Sunday, Oct. 15 – Petra, Jordan

We arrived in Petra today and checked into our hotel. It is very modern and up to date. In other words, we can’t work anything.

The man who built this hotel started with nothing and then worked hard, saved and bought or built a small store. he hired people and gave them a way to make a living. He then worked some more and built this hotel and hired more people who then have money to put back into the local economy. What a concept. And remember, the Muslims don’t believe in loans or interest payments. So it may be even harder for them to get ahead.

“Islamic mortgages are considered halal mainly because they don’t involve the use of an interest-based loan. Traditional mortgages are widely believed to be haram, or forbidden.” So says Google. As with most things, there is some debate about these issues among those who practice this religion.

We took the short walk from our hotel to Petra this morning at 7:30.

We walked past the Petra Museum on our way down into the slot canyon that is the location of Petra. We have seen some slot canyons in the U.S. but this one is huge.

We spent nearly seven hours walking down, around and back out of this once lost treasure and wonderland.

The stone carvings of the facades and the main buildings with their columns and reliefs are amazing.

The Treasury Building is the building most of us are familiar with and it is amazing. Remember, there is still twelve or more feet of sand and dirt in front of it. There is simply not enough money to do more work there. Go to the right side near the front and look down the mesh covered shaft to see down to the base of the Treasury.

Time is taking its toll on these great works of colossal art so come sooner rather than later. In a thousand years it may not look as fresh as it does now.

The sandstone comes in a wide array of colors from tan to dark purple with most colors in between. We walked past many small and large carved facades. There were many very small carvings as well.

Whatever you think Petra is, you are wrong. It is much more than you can imagine and you must come to see it to understand the magnitude of these beautiful ruins.

By the way, many people still live in these caves. Sadly they depend on tourist trade and often don’t send their children to school.

Watch out for the golf carts and donkeys rushing by you. They will be there to take you back up and out if you need them. Try not to buy something, I dare you.

We had a fine lunch at the bottom of the path. The restaurant is owned by the same company that owned our hotel in Amman. The choices are almost endless with many fruits and a fine dessert bar.

We returned via the upper route which took us by the urn cave and others.

We met a nice woman here, named Laura, who we talked with for sometime. She lives in the caves up on the hill above her. She walks to work in her stand close by each day. Her had was done in henna and she spoke nearly perfiect English.

She is Bedouin and most all of them, she has a simple and difficult life.

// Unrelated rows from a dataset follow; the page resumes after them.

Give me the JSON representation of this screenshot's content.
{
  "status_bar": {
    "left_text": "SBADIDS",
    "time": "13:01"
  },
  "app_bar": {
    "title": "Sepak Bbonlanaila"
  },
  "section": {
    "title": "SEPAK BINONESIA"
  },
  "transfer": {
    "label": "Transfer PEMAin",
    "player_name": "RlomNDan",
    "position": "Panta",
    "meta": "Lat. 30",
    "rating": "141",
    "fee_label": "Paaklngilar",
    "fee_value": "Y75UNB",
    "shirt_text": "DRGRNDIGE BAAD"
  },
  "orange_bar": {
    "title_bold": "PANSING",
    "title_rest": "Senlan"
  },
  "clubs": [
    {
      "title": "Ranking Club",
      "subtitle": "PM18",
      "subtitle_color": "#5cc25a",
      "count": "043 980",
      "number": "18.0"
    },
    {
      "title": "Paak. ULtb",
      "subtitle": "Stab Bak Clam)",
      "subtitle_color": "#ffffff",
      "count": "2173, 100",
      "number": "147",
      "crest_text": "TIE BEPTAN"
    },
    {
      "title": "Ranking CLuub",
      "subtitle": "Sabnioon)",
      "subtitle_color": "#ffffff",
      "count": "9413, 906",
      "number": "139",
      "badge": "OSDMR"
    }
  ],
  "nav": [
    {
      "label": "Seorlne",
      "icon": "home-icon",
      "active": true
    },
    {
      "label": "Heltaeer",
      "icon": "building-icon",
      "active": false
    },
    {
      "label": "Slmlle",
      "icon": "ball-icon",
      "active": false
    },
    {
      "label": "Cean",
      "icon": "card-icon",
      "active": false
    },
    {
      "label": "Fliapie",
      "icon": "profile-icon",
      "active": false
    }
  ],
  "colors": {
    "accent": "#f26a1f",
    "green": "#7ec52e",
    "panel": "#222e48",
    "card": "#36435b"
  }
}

She gave us a small gift as we took her photo.

There have always been more poor people than wealthy people on this earth. Such is life.

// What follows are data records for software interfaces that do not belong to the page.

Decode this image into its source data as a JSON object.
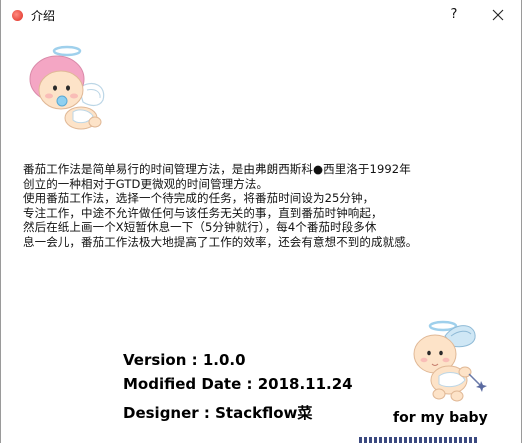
{
  "window": {
    "title": "介绍",
    "help_button": "?",
    "icon": "tomato-icon",
    "close_icon": "close-icon"
  },
  "description": {
    "lines": [
      "番茄工作法是简单易行的时间管理方法，是由弗朗西斯科●西里洛于1992年",
      "创立的一种相对于GTD更微观的时间管理方法。",
      "使用番茄工作法，选择一个待完成的任务，将番茄时间设为25分钟，",
      "专注工作，中途不允许做任何与该任务无关的事，直到番茄时钟响起，",
      "然后在纸上画一个X短暂休息一下（5分钟就行），每4个番茄时段多休",
      "息一会儿，番茄工作法极大地提高了工作的效率，还会有意想不到的成就感。"
    ]
  },
  "info": {
    "version": "Version : 1.0.0",
    "modified_date": "Modified Date : 2018.11.24",
    "designer": "Designer : Stackflow菜"
  },
  "dedication": "for my baby",
  "illustrations": {
    "top": "angel-baby-icon",
    "bottom": "angel-baby-icon"
  },
  "colors": {
    "tomato": "#e8483d",
    "baby_hair": "#f4a6c4",
    "baby_skin": "#fde3c8",
    "wing": "#cfe7f5"
  }
}
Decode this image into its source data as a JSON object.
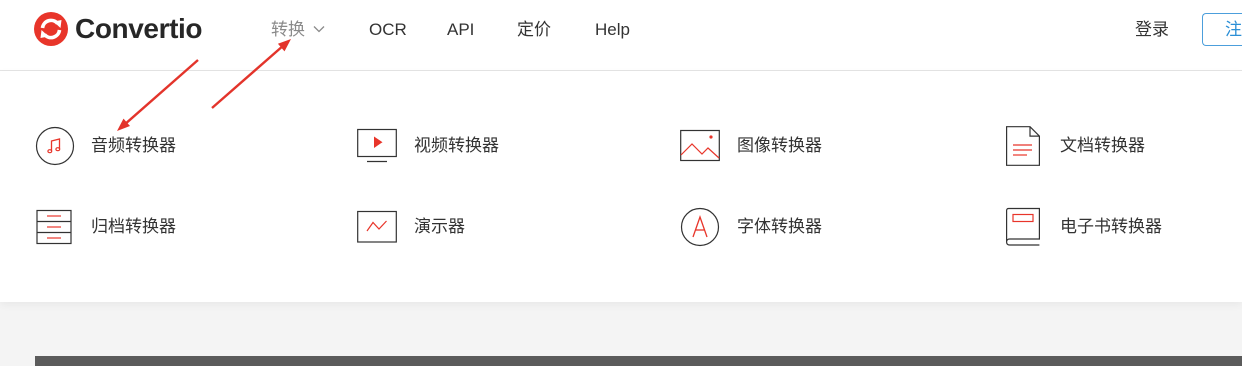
{
  "header": {
    "logo_text": "Convertio",
    "logo_icon": "convertio-logo-icon",
    "nav": [
      {
        "label": "转换",
        "active": true,
        "icon": "chevron-down-icon"
      },
      {
        "label": "OCR"
      },
      {
        "label": "API"
      },
      {
        "label": "定价"
      },
      {
        "label": "Help"
      }
    ],
    "login_label": "登录",
    "register_label": "注"
  },
  "dropdown": {
    "items": [
      {
        "label": "音频转换器",
        "icon": "music-note-icon"
      },
      {
        "label": "视频转换器",
        "icon": "video-play-icon"
      },
      {
        "label": "图像转换器",
        "icon": "image-icon"
      },
      {
        "label": "文档转换器",
        "icon": "document-icon"
      },
      {
        "label": "归档转换器",
        "icon": "archive-icon"
      },
      {
        "label": "演示器",
        "icon": "presentation-icon"
      },
      {
        "label": "字体转换器",
        "icon": "font-icon"
      },
      {
        "label": "电子书转换器",
        "icon": "ebook-icon"
      }
    ]
  },
  "colors": {
    "brand_red": "#e8352a",
    "text": "#333333",
    "nav_active": "#8a8a8a",
    "register_blue": "#2b8fd6",
    "annotation_arrow": "#e3342b",
    "footer_bar": "#5b5b5b"
  }
}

I believe in equal opportunity but to believe in equal outcome is nonsense. Few wish to take the chances that may bring one great wealth and prosperity. Not all of us are the same intellectually and of course some work harder than others. Luck plays a part in success as well. This will never change.

When one does succeed however, it is your duty to help those less fortunate than yourself. The rich create jobs, build factories, art museums, hospitals and more. The poor do not. That is just the way of the world, sadly.

And don’t forget the stock market and banking which make it possible in our western society to borrow money take chances to create new innovations and inventions.

I’m not a big fan of banks. They make it very difficult for the self employed person to borrow while at the same time we often make much better credit risks due to our work ethics and drive. I succeeded in spite of them.

Their service is awful for the most part now and they want us to pay for every service that we need while paying a return that is less than inflation. They want us to do all our banking over the internet and will fire their employees at the drop of a hat. I’m done.

I must add her that my wife is striking and many times if we are in Spain, Italy or the Middle East, she is often mistaken for a local. Her family roots lie in Iran and of course all of these people here are related from mixing over time.

I have to look closely to find her if she gets too far away from me. However, I can recognize her from behind as I am usually there, walking and keeping track of her. We have been married for forty years, so I am familiar with her geography.

Try to remember when traveling that everything that is different isn’t broken. It is just different.